WHAT YOU SHOULD DO: While reading through the material below, copy each line that holds the word "routes".

◇ ◇ ◇ ◇ ◇

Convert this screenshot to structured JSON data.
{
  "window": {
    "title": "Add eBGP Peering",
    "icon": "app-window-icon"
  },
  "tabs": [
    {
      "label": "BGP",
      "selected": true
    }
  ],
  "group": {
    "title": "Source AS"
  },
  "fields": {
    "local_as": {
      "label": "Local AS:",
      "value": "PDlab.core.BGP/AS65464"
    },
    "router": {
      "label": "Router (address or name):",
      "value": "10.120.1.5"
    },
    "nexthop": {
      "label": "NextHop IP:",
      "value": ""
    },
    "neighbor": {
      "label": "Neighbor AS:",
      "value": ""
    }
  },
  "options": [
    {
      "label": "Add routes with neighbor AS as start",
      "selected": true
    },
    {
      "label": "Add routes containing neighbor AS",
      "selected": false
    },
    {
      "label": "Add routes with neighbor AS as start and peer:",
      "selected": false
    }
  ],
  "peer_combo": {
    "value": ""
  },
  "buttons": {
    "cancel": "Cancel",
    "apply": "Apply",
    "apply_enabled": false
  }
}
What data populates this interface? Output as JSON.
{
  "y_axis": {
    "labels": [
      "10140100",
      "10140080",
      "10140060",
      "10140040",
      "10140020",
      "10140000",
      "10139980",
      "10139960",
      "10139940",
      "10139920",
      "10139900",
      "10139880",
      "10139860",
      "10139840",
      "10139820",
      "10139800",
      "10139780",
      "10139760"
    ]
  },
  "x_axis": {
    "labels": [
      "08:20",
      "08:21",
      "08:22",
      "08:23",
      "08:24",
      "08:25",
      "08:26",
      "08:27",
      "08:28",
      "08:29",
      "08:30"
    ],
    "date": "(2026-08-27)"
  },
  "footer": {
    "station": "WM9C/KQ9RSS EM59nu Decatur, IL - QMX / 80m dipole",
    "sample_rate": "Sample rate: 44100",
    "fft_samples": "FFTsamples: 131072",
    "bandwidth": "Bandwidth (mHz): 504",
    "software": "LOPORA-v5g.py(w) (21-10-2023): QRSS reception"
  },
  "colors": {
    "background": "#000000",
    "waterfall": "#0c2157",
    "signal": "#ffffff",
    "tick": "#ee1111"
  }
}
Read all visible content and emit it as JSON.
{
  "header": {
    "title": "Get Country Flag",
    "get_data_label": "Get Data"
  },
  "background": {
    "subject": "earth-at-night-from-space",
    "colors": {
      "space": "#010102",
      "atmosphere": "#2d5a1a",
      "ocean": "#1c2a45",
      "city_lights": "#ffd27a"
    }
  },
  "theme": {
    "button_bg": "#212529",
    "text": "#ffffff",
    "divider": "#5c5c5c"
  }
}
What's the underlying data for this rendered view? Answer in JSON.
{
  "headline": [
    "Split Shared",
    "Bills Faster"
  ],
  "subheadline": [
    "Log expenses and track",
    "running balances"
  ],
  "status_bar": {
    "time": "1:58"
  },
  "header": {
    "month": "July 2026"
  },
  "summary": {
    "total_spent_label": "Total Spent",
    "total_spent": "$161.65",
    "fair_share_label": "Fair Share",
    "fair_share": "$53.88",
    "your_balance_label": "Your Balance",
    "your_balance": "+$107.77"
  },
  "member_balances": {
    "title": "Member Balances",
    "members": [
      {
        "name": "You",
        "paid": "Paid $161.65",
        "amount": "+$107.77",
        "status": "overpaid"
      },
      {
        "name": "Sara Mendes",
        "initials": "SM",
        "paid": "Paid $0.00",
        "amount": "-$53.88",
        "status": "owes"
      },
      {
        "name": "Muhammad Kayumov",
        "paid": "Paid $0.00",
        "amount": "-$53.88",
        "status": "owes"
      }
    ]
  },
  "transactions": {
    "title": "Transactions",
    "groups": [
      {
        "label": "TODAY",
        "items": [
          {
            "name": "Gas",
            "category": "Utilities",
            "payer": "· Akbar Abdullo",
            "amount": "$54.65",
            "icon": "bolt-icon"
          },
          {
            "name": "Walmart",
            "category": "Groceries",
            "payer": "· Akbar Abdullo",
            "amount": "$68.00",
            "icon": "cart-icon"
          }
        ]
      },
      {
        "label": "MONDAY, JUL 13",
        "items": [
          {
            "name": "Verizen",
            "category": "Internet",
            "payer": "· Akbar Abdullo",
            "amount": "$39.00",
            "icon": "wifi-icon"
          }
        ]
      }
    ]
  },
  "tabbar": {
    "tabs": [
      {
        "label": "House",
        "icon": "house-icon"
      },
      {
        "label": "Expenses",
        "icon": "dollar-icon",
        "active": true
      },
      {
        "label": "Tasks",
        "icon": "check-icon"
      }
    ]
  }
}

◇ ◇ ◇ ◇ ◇

RESPONSE TO THIS EXERCISE:
      "label": "Add routes with neighbor AS as start",
      "label": "Add routes containing neighbor AS",
      "label": "Add routes with neighbor AS as start and peer:",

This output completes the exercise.